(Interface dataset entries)
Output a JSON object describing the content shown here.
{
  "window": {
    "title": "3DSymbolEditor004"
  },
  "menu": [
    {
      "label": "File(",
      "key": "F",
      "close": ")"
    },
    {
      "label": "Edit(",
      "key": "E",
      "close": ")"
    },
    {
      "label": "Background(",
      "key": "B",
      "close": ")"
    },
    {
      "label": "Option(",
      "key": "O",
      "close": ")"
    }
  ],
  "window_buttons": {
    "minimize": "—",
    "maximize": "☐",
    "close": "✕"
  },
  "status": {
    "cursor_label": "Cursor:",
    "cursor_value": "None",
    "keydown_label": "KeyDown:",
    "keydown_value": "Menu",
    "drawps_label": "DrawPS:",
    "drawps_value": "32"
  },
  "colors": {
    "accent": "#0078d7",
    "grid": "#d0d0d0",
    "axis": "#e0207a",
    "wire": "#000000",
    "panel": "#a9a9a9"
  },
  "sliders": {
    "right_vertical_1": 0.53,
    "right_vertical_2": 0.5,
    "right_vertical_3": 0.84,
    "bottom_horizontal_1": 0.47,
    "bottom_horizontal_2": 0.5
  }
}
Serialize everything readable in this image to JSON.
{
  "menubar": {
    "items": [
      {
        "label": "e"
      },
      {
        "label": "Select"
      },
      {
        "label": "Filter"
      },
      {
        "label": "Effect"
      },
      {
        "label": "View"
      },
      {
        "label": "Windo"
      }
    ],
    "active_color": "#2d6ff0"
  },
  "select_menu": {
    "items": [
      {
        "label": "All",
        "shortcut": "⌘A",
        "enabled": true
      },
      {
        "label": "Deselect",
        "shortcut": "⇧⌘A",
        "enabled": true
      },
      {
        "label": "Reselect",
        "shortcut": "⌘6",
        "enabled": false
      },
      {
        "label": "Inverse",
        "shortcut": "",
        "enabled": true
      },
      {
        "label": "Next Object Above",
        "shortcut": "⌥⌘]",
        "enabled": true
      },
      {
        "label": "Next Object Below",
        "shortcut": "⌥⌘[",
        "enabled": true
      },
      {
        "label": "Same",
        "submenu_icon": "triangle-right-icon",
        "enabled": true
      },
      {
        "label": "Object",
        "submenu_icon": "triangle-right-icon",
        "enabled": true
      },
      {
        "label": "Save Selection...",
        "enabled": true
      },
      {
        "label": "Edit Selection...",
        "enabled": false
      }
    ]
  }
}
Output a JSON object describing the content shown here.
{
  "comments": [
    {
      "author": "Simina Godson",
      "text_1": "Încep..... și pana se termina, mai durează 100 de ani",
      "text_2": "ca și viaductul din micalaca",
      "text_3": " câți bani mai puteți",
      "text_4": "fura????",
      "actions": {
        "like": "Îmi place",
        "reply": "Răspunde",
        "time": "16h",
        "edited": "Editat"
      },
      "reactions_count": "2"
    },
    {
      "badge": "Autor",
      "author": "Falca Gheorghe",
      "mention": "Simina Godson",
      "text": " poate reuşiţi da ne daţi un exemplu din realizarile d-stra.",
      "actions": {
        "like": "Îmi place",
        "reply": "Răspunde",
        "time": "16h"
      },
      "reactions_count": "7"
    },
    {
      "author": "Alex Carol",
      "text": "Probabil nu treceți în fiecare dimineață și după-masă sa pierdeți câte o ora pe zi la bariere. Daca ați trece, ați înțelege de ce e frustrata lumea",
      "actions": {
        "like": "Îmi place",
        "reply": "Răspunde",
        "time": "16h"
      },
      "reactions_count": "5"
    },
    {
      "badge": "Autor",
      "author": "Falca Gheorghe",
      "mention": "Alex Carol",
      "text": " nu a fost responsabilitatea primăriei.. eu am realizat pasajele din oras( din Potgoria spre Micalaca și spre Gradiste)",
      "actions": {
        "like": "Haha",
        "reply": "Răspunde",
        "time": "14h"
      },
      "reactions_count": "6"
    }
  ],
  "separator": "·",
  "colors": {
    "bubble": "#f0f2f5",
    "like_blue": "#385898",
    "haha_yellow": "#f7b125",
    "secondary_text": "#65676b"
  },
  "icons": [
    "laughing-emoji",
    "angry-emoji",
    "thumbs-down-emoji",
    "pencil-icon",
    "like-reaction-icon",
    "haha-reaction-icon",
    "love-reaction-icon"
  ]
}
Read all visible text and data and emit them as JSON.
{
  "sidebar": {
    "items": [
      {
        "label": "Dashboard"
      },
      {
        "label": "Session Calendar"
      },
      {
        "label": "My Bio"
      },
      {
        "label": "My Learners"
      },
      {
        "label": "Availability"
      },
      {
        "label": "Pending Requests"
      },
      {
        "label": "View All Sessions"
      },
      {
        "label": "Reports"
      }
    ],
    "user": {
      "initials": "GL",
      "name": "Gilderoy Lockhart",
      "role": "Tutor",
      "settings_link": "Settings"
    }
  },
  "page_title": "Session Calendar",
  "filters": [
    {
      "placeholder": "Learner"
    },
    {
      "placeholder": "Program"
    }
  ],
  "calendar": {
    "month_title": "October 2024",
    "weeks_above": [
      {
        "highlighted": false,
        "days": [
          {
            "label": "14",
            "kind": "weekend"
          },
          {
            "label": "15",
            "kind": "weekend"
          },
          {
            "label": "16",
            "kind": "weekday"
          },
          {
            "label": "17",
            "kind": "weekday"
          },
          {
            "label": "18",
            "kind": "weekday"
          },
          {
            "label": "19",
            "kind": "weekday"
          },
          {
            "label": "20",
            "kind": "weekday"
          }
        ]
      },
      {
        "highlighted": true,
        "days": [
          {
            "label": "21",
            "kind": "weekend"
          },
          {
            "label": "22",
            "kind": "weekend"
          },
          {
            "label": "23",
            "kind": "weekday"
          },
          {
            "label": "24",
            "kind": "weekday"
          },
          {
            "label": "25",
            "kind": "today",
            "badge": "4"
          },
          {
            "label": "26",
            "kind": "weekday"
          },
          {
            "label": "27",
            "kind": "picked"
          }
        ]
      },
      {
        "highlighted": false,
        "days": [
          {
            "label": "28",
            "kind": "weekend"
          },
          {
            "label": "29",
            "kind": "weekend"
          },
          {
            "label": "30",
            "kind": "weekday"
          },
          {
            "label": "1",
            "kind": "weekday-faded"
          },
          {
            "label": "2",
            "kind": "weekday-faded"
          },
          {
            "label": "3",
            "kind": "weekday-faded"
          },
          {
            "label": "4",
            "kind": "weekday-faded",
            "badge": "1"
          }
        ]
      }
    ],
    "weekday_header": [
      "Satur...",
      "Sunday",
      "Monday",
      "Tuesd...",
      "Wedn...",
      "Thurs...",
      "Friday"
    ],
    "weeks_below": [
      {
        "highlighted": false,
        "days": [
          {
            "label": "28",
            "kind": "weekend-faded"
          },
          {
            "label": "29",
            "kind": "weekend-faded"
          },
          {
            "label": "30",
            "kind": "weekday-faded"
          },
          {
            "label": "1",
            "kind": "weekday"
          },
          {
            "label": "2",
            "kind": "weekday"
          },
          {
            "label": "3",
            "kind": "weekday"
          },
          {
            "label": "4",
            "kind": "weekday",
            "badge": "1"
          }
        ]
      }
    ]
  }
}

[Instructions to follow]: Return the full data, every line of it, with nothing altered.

[Response]:
Output a JSON object describing the content shown here.
{
  "window": {
    "title": "3DSymbolEditor004"
  },
  "menu": [
    {
      "label": "File(",
      "key": "F",
      "close": ")"
    },
    {
      "label": "Edit(",
      "key": "E",
      "close": ")"
    },
    {
      "label": "Background(",
      "key": "B",
      "close": ")"
    },
    {
      "label": "Option(",
      "key": "O",
      "close": ")"
    }
  ],
  "window_buttons": {
    "minimize": "—",
    "maximize": "☐",
    "close": "✕"
  },
  "status": {
    "cursor_label": "Cursor:",
    "cursor_value": "None",
    "keydown_label": "KeyDown:",
    "keydown_value": "Menu",
    "drawps_label": "DrawPS:",
    "drawps_value": "32"
  },
  "colors": {
    "accent": "#0078d7",
    "grid": "#d0d0d0",
    "axis": "#e0207a",
    "wire": "#000000",
    "panel": "#a9a9a9"
  },
  "sliders": {
    "right_vertical_1": 0.53,
    "right_vertical_2": 0.5,
    "right_vertical_3": 0.84,
    "bottom_horizontal_1": 0.47,
    "bottom_horizontal_2": 0.5
  }
}
Serialize everything readable in this image to JSON.
{
  "menubar": {
    "items": [
      {
        "label": "e"
      },
      {
        "label": "Select"
      },
      {
        "label": "Filter"
      },
      {
        "label": "Effect"
      },
      {
        "label": "View"
      },
      {
        "label": "Windo"
      }
    ],
    "active_color": "#2d6ff0"
  },
  "select_menu": {
    "items": [
      {
        "label": "All",
        "shortcut": "⌘A",
        "enabled": true
      },
      {
        "label": "Deselect",
        "shortcut": "⇧⌘A",
        "enabled": true
      },
      {
        "label": "Reselect",
        "shortcut": "⌘6",
        "enabled": false
      },
      {
        "label": "Inverse",
        "shortcut": "",
        "enabled": true
      },
      {
        "label": "Next Object Above",
        "shortcut": "⌥⌘]",
        "enabled": true
      },
      {
        "label": "Next Object Below",
        "shortcut": "⌥⌘[",
        "enabled": true
      },
      {
        "label": "Same",
        "submenu_icon": "triangle-right-icon",
        "enabled": true
      },
      {
        "label": "Object",
        "submenu_icon": "triangle-right-icon",
        "enabled": true
      },
      {
        "label": "Save Selection...",
        "enabled": true
      },
      {
        "label": "Edit Selection...",
        "enabled": false
      }
    ]
  }
}
Output a JSON object describing the content shown here.
{
  "comments": [
    {
      "author": "Simina Godson",
      "text_1": "Încep..... și pana se termina, mai durează 100 de ani",
      "text_2": "ca și viaductul din micalaca",
      "text_3": " câți bani mai puteți",
      "text_4": "fura????",
      "actions": {
        "like": "Îmi place",
        "reply": "Răspunde",
        "time": "16h",
        "edited": "Editat"
      },
      "reactions_count": "2"
    },
    {
      "badge": "Autor",
      "author": "Falca Gheorghe",
      "mention": "Simina Godson",
      "text": " poate reuşiţi da ne daţi un exemplu din realizarile d-stra.",
      "actions": {
        "like": "Îmi place",
        "reply": "Răspunde",
        "time": "16h"
      },
      "reactions_count": "7"
    },
    {
      "author": "Alex Carol",
      "text": "Probabil nu treceți în fiecare dimineață și după-masă sa pierdeți câte o ora pe zi la bariere. Daca ați trece, ați înțelege de ce e frustrata lumea",
      "actions": {
        "like": "Îmi place",
        "reply": "Răspunde",
        "time": "16h"
      },
      "reactions_count": "5"
    },
    {
      "badge": "Autor",
      "author": "Falca Gheorghe",
      "mention": "Alex Carol",
      "text": " nu a fost responsabilitatea primăriei.. eu am realizat pasajele din oras( din Potgoria spre Micalaca și spre Gradiste)",
      "actions": {
        "like": "Haha",
        "reply": "Răspunde",
        "time": "14h"
      },
      "reactions_count": "6"
    }
  ],
  "separator": "·",
  "colors": {
    "bubble": "#f0f2f5",
    "like_blue": "#385898",
    "haha_yellow": "#f7b125",
    "secondary_text": "#65676b"
  },
  "icons": [
    "laughing-emoji",
    "angry-emoji",
    "thumbs-down-emoji",
    "pencil-icon",
    "like-reaction-icon",
    "haha-reaction-icon",
    "love-reaction-icon"
  ]
}
Read all visible text and data and emit them as JSON.
{
  "sidebar": {
    "items": [
      {
        "label": "Dashboard"
      },
      {
        "label": "Session Calendar"
      },
      {
        "label": "My Bio"
      },
      {
        "label": "My Learners"
      },
      {
        "label": "Availability"
      },
      {
        "label": "Pending Requests"
      },
      {
        "label": "View All Sessions"
      },
      {
        "label": "Reports"
      }
    ],
    "user": {
      "initials": "GL",
      "name": "Gilderoy Lockhart",
      "role": "Tutor",
      "settings_link": "Settings"
    }
  },
  "page_title": "Session Calendar",
  "filters": [
    {
      "placeholder": "Learner"
    },
    {
      "placeholder": "Program"
    }
  ],
  "calendar": {
    "month_title": "October 2024",
    "weeks_above": [
      {
        "highlighted": false,
        "days": [
          {
            "label": "14",
            "kind": "weekend"
          },
          {
            "label": "15",
            "kind": "weekend"
          },
          {
            "label": "16",
            "kind": "weekday"
          },
          {
            "label": "17",
            "kind": "weekday"
          },
          {
            "label": "18",
            "kind": "weekday"
          },
          {
            "label": "19",
            "kind": "weekday"
          },
          {
            "label": "20",
            "kind": "weekday"
          }
        ]
      },
      {
        "highlighted": true,
        "days": [
          {
            "label": "21",
            "kind": "weekend"
          },
          {
            "label": "22",
            "kind": "weekend"
          },
          {
            "label": "23",
            "kind": "weekday"
          },
          {
            "label": "24",
            "kind": "weekday"
          },
          {
            "label": "25",
            "kind": "today",
            "badge": "4"
          },
          {
            "label": "26",
            "kind": "weekday"
          },
          {
            "label": "27",
            "kind": "picked"
          }
        ]
      },
      {
        "highlighted": false,
        "days": [
          {
            "label": "28",
            "kind": "weekend"
          },
          {
            "label": "29",
            "kind": "weekend"
          },
          {
            "label": "30",
            "kind": "weekday"
          },
          {
            "label": "1",
            "kind": "weekday-faded"
          },
          {
            "label": "2",
            "kind": "weekday-faded"
          },
          {
            "label": "3",
            "kind": "weekday-faded"
          },
          {
            "label": "4",
            "kind": "weekday-faded",
            "badge": "1"
          }
        ]
      }
    ],
    "weekday_header": [
      "Satur...",
      "Sunday",
      "Monday",
      "Tuesd...",
      "Wedn...",
      "Thurs...",
      "Friday"
    ],
    "weeks_below": [
      {
        "highlighted": false,
        "days": [
          {
            "label": "28",
            "kind": "weekend-faded"
          },
          {
            "label": "29",
            "kind": "weekend-faded"
          },
          {
            "label": "30",
            "kind": "weekday-faded"
          },
          {
            "label": "1",
            "kind": "weekday"
          },
          {
            "label": "2",
            "kind": "weekday"
          },
          {
            "label": "3",
            "kind": "weekday"
          },
          {
            "label": "4",
            "kind": "weekday",
            "badge": "1"
          }
        ]
      }
    ]
  }
}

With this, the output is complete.